Stored dataset items
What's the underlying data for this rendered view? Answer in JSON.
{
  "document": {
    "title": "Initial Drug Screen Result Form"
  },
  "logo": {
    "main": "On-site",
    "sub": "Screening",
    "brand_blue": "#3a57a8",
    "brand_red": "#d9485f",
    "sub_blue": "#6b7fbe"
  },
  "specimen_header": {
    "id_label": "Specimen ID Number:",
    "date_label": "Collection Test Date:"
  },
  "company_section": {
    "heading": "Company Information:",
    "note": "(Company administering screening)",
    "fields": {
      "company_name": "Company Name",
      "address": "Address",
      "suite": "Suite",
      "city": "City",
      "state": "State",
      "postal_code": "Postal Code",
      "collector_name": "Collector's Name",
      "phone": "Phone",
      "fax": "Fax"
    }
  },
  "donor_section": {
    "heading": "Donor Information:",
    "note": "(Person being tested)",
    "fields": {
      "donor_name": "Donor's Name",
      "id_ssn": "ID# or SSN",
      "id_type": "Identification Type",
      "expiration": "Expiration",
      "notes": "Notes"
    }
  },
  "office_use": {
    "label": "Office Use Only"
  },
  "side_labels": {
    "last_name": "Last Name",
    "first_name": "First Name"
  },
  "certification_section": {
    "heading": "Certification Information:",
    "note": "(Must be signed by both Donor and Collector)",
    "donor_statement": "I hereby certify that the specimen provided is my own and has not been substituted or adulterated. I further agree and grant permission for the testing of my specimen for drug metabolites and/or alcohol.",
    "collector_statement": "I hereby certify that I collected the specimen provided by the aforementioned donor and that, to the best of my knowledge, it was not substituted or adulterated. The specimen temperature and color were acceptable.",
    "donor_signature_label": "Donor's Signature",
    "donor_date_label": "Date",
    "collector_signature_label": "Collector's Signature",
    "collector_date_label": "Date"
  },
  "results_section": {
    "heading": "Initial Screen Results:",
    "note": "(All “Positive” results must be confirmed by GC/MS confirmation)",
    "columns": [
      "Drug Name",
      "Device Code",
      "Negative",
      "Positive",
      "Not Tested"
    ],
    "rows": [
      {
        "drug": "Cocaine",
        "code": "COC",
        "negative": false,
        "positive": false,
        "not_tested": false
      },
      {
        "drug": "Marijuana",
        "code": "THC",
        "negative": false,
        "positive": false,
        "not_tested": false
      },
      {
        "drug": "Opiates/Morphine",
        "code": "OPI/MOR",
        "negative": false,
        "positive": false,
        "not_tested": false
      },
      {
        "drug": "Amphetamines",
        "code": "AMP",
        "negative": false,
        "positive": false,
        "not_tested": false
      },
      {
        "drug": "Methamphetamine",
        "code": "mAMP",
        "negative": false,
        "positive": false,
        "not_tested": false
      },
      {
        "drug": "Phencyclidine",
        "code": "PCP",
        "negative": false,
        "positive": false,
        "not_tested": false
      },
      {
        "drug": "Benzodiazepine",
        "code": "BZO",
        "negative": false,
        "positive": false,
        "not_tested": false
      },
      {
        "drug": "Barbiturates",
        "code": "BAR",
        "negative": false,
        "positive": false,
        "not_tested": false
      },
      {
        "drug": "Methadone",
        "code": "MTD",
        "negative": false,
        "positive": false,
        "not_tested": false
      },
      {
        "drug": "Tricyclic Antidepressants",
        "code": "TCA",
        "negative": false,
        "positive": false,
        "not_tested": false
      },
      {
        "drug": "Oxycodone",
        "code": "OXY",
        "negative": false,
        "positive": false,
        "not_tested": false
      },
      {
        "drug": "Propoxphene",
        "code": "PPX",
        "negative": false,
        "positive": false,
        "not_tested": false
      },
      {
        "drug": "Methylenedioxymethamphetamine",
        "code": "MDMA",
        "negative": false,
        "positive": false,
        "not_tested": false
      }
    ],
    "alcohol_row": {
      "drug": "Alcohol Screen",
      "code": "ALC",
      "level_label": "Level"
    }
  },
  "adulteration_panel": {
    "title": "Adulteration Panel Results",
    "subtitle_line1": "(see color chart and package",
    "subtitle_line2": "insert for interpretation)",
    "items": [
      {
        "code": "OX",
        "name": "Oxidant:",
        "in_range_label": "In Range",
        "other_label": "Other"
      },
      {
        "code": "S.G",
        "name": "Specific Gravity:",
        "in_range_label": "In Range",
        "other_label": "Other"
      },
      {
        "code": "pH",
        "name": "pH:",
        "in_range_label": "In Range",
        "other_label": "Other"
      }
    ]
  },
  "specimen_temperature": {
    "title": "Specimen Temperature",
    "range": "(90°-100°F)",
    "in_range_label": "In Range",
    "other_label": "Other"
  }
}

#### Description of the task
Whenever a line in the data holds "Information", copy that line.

#### Solution for this problem
    "heading": "Company Information:",
    "heading": "Donor Information:",
    "heading": "Certification Information:",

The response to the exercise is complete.